▶ _What is needed_: Check each line of the listing below for the string "name", and copy the ones that have it.

------------------------------------------------------------

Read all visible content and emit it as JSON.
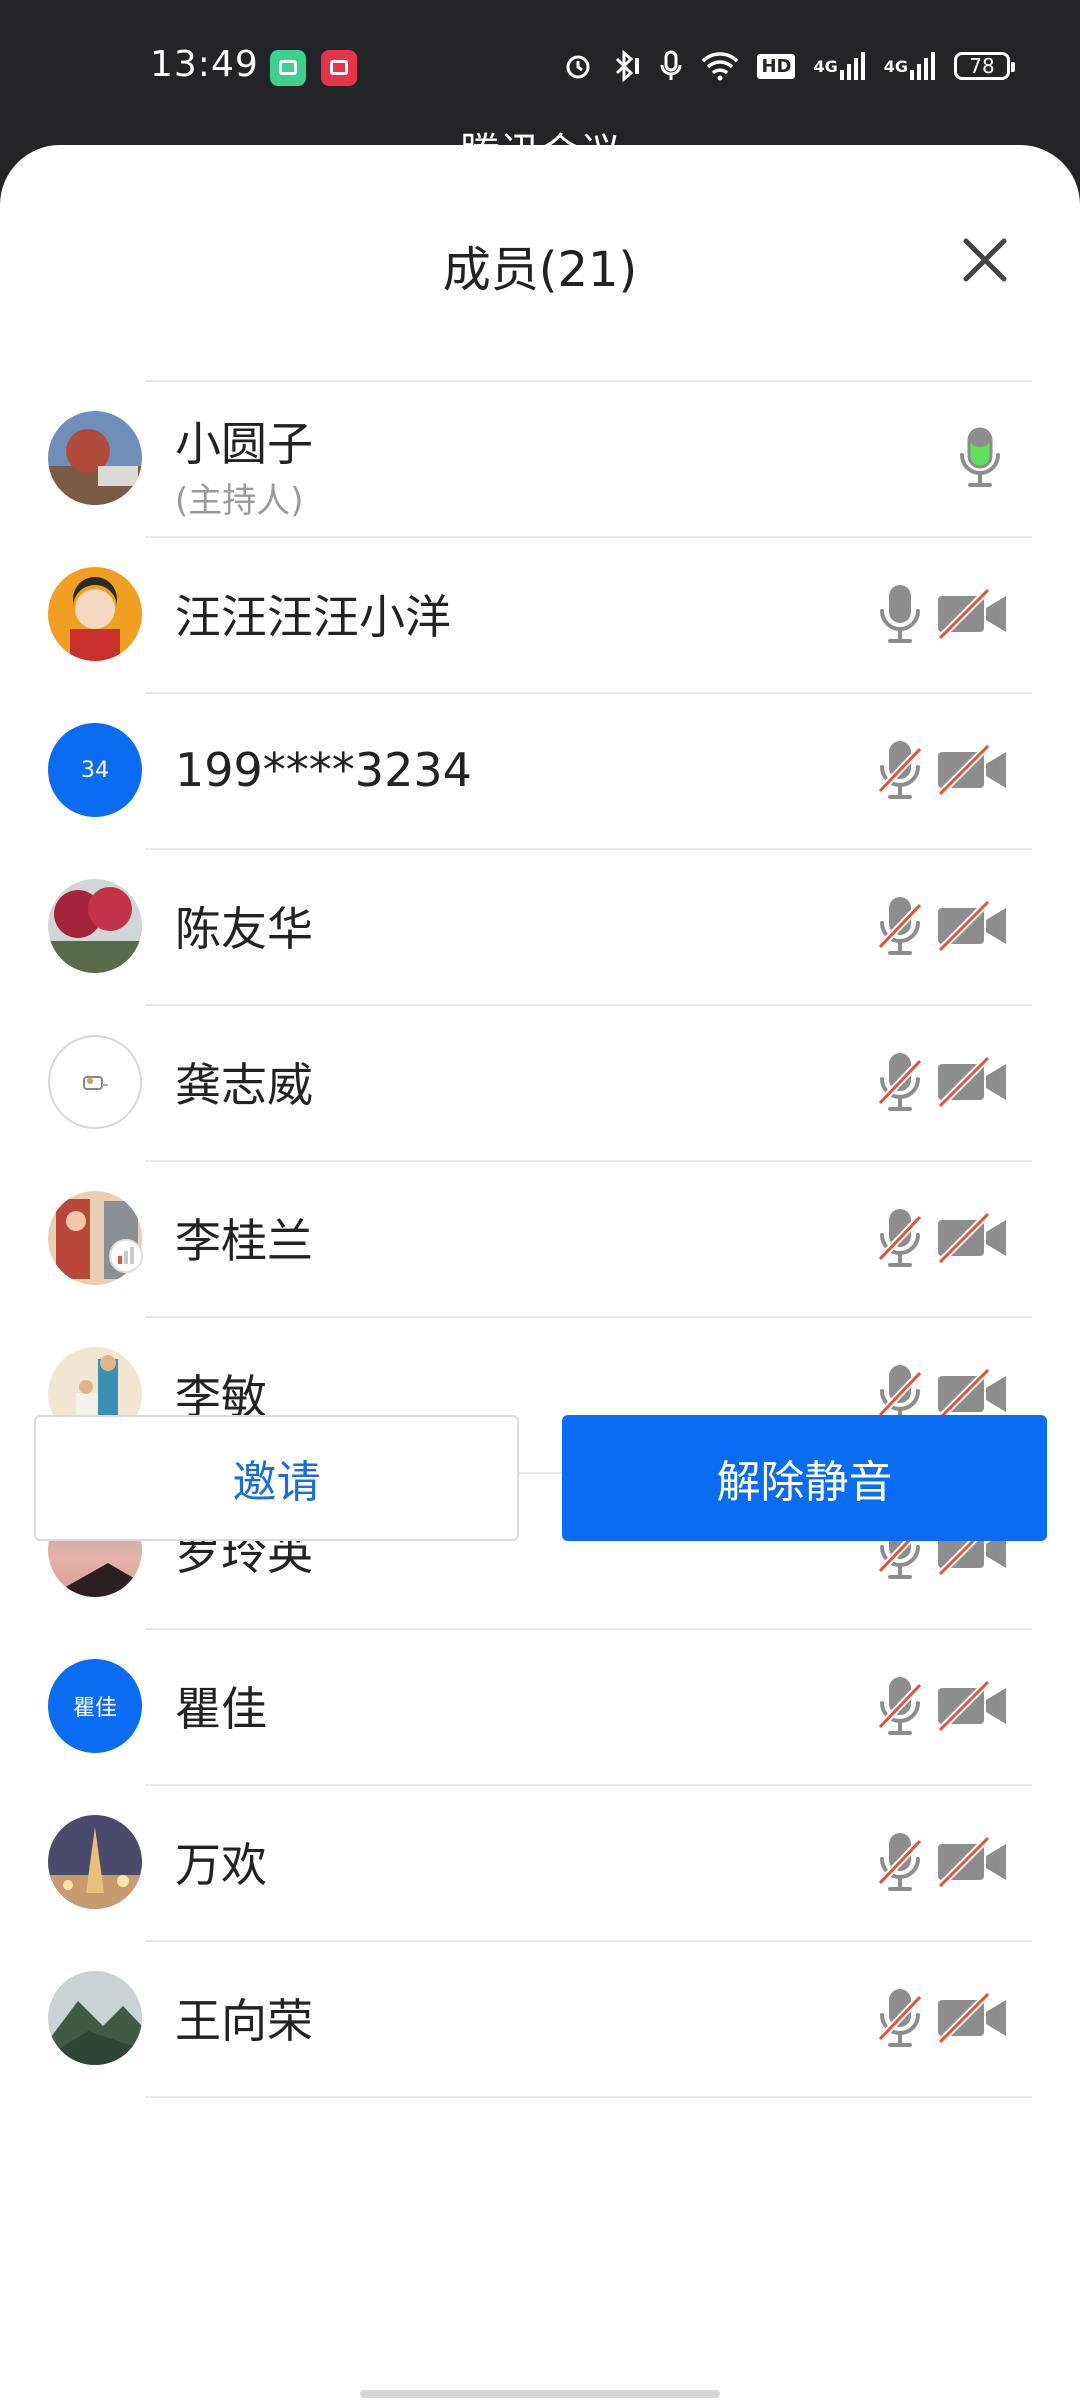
{
  "status_bar": {
    "time": "13:49",
    "battery": "78",
    "icons": [
      "alarm-icon",
      "bluetooth-icon",
      "mic-icon",
      "wifi-icon",
      "hd-icon",
      "signal-4g-icon",
      "signal-4g-icon",
      "battery-icon"
    ],
    "hd_label": "HD",
    "net1": "4G",
    "net2": "4G"
  },
  "behind_title": "腾讯会议",
  "sheet": {
    "title": "成员(21)"
  },
  "members": [
    {
      "name": "小圆子",
      "role": "(主持人)",
      "avatar": "photo",
      "mic": "active",
      "cam": "none"
    },
    {
      "name": "汪汪汪汪小洋",
      "avatar": "photo",
      "mic": "on",
      "cam": "off"
    },
    {
      "name": "199****3234",
      "avatar": "text",
      "avatar_text": "34",
      "mic": "muted",
      "cam": "off"
    },
    {
      "name": "陈友华",
      "avatar": "photo",
      "mic": "muted",
      "cam": "off"
    },
    {
      "name": "龚志威",
      "avatar": "outline",
      "mic": "muted",
      "cam": "off"
    },
    {
      "name": "李桂兰",
      "avatar": "photo",
      "mic": "muted",
      "cam": "off"
    },
    {
      "name": "李敏",
      "avatar": "photo",
      "mic": "muted",
      "cam": "off"
    },
    {
      "name": "罗玲英",
      "avatar": "photo",
      "mic": "muted",
      "cam": "off"
    },
    {
      "name": "瞿佳",
      "avatar": "text",
      "avatar_text": "瞿佳",
      "mic": "muted",
      "cam": "off"
    },
    {
      "name": "万欢",
      "avatar": "photo",
      "mic": "muted",
      "cam": "off"
    },
    {
      "name": "王向荣",
      "avatar": "photo",
      "mic": "muted",
      "cam": "off"
    }
  ],
  "buttons": {
    "invite": "邀请",
    "unmute": "解除静音"
  },
  "colors": {
    "accent": "#0a6cf3",
    "mic_active": "#5ee25a",
    "muted_slash": "#e8503a",
    "icon_gray": "#8d8d8d"
  }
}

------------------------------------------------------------

▶ _Reply_:
      "name": "小圆子",
      "name": "汪汪汪汪小洋",
      "name": "199****3234",
      "name": "陈友华",
      "name": "龚志威",
      "name": "李桂兰",
      "name": "李敏",
      "name": "罗玲英",
      "name": "瞿佳",
      "name": "万欢",
      "name": "王向荣",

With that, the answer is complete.